Sarah wasn’t good with time anymore, but the women in this room seemed to share a sixth sense about when Ted returned. Their chains rattled more and Sarah found herself looking in the direction of the stairs. Light would shine down, and then a long shadow would cast from the very top to where Sarah sat. Ted’s shadow. Her husband.
Last night had been bad. Sarah’s tongue continually went to holes in her gums. They hurt like hell, though the blood flow had finally stopped at some point during the night. Sarah knew it was crazy, but when she spit her teeth out, she had placed them neatly to her side. Three of them. She couldn’t see them, but knew they were there, and if she ever left here, she’d still have them.
It was hard to hear much of what went on upstairs, and sometimes Sarah thought she only hallucinated the things she did hear. Sitting in the mostly silent darkness caused the mind to play tricks. Something else she had learned since meeting Ted.
The door at the top of the stairs swung open. Sarah squinted, trying to close her eyes against the pain the light caused, but not wanting to miss anything that came next. If she were to have any chance of escape, she had to be alert. She had to see everything she possibly could.
The shadow grew in size as Ted walked down the stairs. They never squeaked under his weight. The entire basement was basically a huge slab of concrete, which also muffled any noise his harem might make.
“Here, love,” he said.
Ted stood in front of her. Sarah knew better than to try and stand, plus her muscles couldn’t take it today. Last night’s beating hadn’t knocked her out, but it had been the roughest yet.
Ted squatted and placed a small styrofoam box down in front of her, opening it so that she could see inside.
“A California Roll. I wasn’t sure what type of sushi you liked.”

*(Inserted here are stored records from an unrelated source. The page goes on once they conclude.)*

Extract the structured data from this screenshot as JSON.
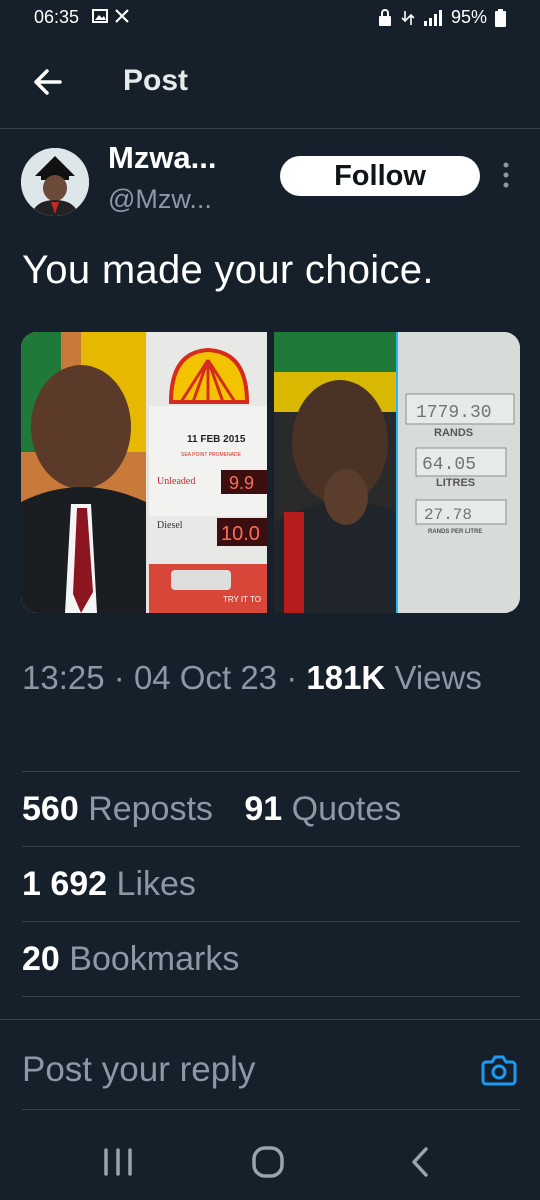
{
  "status": {
    "time": "06:35",
    "battery": "95%"
  },
  "header": {
    "title": "Post"
  },
  "author": {
    "name": "Mzwa...",
    "handle": "@Mzw...",
    "follow_label": "Follow"
  },
  "tweet": {
    "text": "You made your choice."
  },
  "media": {
    "left": {
      "date": "11 FEB 2015",
      "promenade": "SEA POINT PROMENADE",
      "unleaded_label": "Unleaded",
      "unleaded_price": "9.9",
      "diesel_label": "Diesel",
      "diesel_price": "10.0",
      "cta": "TRY IT TO"
    },
    "right": {
      "rands_value": "1779.30",
      "rands_label": "RANDS",
      "litres_value": "64.05",
      "litres_label": "LITRES",
      "per_litre_value": "27.78",
      "per_litre_label": "RANDS PER LITRE"
    }
  },
  "meta": {
    "time": "13:25",
    "date": "04 Oct 23",
    "views_count": "181K",
    "views_label": "Views"
  },
  "stats": {
    "reposts_count": "560",
    "reposts_label": "Reposts",
    "quotes_count": "91",
    "quotes_label": "Quotes",
    "likes_count": "1 692",
    "likes_label": "Likes",
    "bookmarks_count": "20",
    "bookmarks_label": "Bookmarks"
  },
  "reply": {
    "placeholder": "Post your reply"
  },
  "colors": {
    "background": "#15202b",
    "accent": "#1d9bf0",
    "muted": "#8b98a5"
  }
}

I’m going to kill you. I’m going to kill you and if I ever look at another sushi roll again, I’ll kill whoever brings it to me, Sarah thought. She didn’t say anything out loud, though. Her hand simply went forward and pulled the styrofoam box back to her.

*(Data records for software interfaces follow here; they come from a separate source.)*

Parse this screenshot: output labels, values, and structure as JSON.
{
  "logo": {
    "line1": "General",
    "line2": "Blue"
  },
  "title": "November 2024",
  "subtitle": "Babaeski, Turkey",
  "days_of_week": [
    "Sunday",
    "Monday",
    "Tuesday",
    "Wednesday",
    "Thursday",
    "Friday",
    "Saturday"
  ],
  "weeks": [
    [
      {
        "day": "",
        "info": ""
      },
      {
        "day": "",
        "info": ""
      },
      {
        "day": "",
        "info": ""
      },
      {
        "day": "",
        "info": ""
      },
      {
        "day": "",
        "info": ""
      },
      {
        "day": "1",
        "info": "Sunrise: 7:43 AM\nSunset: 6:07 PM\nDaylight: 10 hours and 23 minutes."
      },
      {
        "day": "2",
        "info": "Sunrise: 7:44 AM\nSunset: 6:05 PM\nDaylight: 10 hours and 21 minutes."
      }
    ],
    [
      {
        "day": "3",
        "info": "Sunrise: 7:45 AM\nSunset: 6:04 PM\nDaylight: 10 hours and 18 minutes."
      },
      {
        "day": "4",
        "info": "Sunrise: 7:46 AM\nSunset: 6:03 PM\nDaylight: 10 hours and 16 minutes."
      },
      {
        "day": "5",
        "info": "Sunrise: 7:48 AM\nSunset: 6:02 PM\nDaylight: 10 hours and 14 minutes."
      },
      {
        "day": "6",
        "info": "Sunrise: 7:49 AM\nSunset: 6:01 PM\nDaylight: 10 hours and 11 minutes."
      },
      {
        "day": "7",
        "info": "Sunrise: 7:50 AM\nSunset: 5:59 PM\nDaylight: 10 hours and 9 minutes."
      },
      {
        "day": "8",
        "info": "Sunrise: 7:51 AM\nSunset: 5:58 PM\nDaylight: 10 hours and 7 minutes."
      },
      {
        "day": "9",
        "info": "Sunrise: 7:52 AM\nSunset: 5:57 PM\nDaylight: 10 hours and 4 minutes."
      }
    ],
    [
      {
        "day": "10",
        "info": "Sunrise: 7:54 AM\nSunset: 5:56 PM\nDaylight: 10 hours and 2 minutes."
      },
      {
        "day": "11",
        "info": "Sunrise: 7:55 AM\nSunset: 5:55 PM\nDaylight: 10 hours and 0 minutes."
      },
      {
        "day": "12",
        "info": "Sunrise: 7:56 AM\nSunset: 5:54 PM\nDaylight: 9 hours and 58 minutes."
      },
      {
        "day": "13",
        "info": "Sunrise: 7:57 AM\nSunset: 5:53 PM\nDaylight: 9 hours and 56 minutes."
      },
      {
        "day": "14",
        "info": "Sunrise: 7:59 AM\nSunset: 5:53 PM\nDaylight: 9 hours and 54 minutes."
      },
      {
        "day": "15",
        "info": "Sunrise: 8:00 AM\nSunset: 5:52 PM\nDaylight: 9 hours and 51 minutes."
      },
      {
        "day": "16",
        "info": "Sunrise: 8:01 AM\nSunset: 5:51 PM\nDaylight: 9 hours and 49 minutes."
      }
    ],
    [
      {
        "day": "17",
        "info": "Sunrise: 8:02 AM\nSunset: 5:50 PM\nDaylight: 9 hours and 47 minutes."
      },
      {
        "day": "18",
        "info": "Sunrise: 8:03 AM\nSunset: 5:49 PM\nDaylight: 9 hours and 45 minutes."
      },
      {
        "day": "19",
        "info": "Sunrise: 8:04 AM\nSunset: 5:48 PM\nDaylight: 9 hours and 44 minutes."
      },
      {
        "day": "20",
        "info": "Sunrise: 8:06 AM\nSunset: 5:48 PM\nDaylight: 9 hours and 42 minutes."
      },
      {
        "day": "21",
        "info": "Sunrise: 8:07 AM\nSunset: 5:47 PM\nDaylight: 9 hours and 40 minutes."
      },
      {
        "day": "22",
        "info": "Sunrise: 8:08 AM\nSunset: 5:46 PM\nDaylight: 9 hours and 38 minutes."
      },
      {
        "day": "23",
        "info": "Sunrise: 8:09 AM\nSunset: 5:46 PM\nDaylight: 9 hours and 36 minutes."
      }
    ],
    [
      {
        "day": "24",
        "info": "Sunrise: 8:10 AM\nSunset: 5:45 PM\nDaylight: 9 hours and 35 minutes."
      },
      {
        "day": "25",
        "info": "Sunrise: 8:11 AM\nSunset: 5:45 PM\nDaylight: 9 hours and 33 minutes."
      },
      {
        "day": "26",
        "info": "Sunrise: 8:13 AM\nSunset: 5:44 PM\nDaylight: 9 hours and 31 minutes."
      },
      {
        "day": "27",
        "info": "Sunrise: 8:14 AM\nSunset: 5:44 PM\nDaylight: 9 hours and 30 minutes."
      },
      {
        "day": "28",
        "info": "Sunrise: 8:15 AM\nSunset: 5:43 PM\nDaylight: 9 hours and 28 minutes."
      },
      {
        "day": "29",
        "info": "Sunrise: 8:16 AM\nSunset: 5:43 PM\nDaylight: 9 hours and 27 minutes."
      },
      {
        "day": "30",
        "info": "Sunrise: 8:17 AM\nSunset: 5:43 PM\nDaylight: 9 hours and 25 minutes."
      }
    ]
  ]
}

“Do you have anything to say?” Ted asked.
“Yyank you,” Sarah forced out, her swollen mouth not allowing her to form ‘th’ sounds.

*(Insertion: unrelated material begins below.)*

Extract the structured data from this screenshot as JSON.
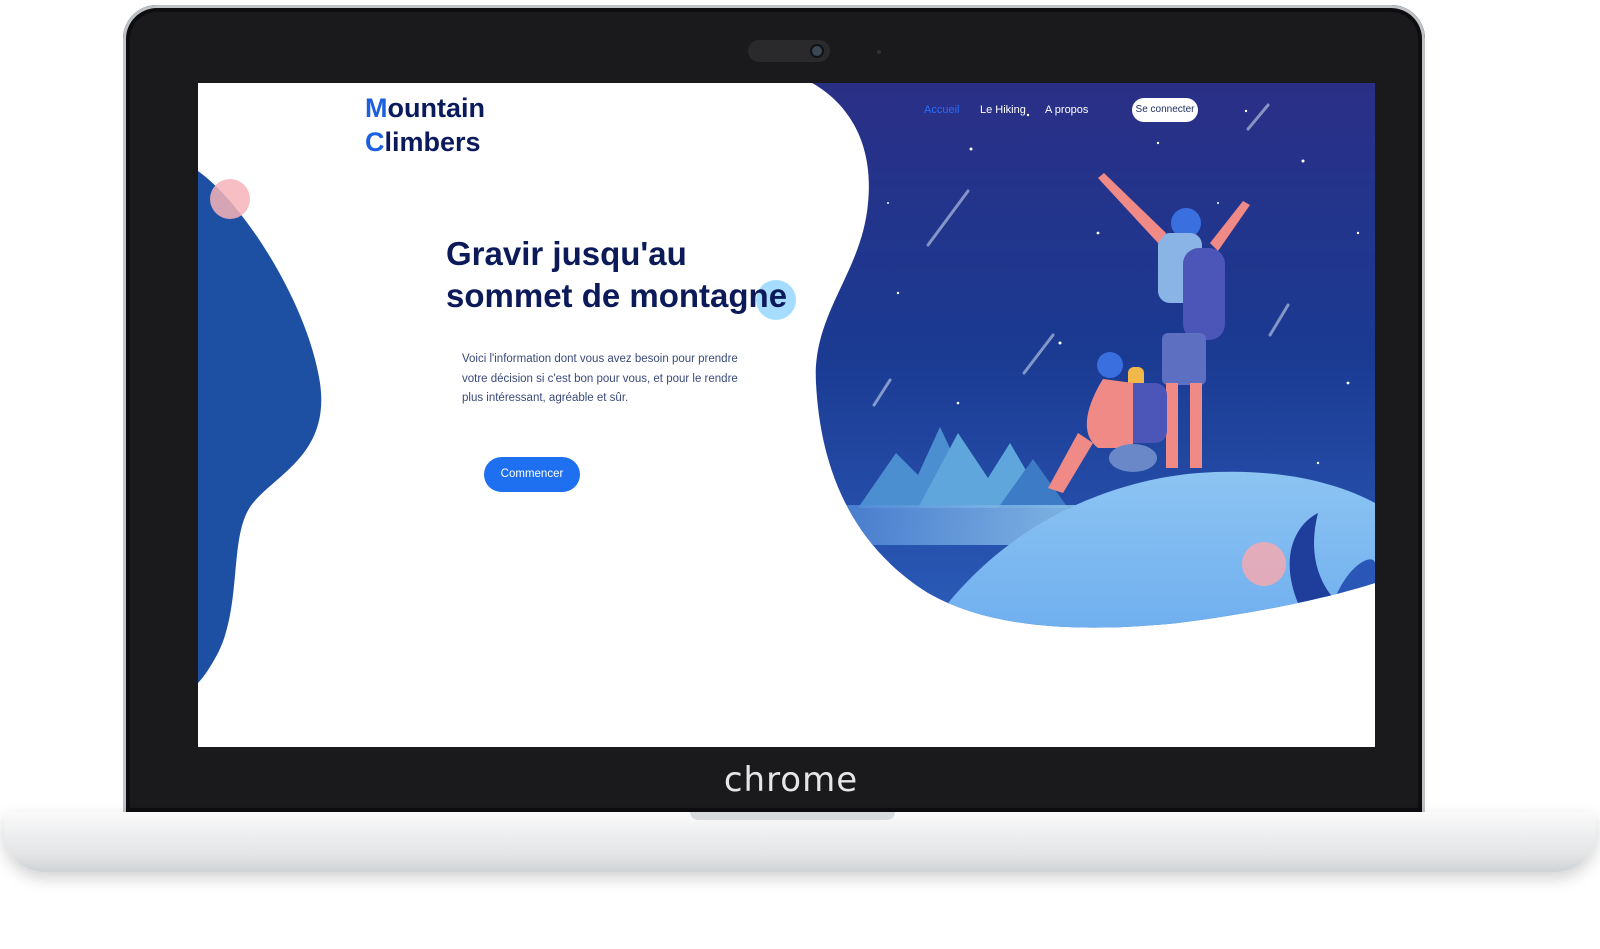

“You’re welcome. I’m going away this weekend. Monday we’ll have a new member of our family and I hope you’ll treat her well, Sarah. I really do. I know how jealous you can be, and I know how mean that makes you, too. I hope you take some time this weekend to think about what you want out of our marriage.”
I’m going to kill you. I’m going to kill you. I’m going to fucking kill you.
Sarah looked at the sushi, careful not to make eye contact but still able to see much of what was around her. It was always the same, though—nothing she could use to escape.
“Okay, then,” Ted said.
He went through his ritual next. A disgusting thing that Sarah had learned well. He went from woman to woman, talking with each about his day (though they never said anything). He always kissed them and sometimes straight up made out, but so far hadn’t performed any hardcore sexual acts during this ritual. That came later—or at least Sarah assumed it did, though she hadn’t yet been forced to take part.
Sarah listened to the psychopath talk to the other four women, speaking as if they were long-term lovers. He giggled, grew serious, petted them, and just kept talking. Finally, when he finished his rounds, he climbed those concrete stairs again and went to make dinner.
Sarah was lucky, though. He had brought her dinner early.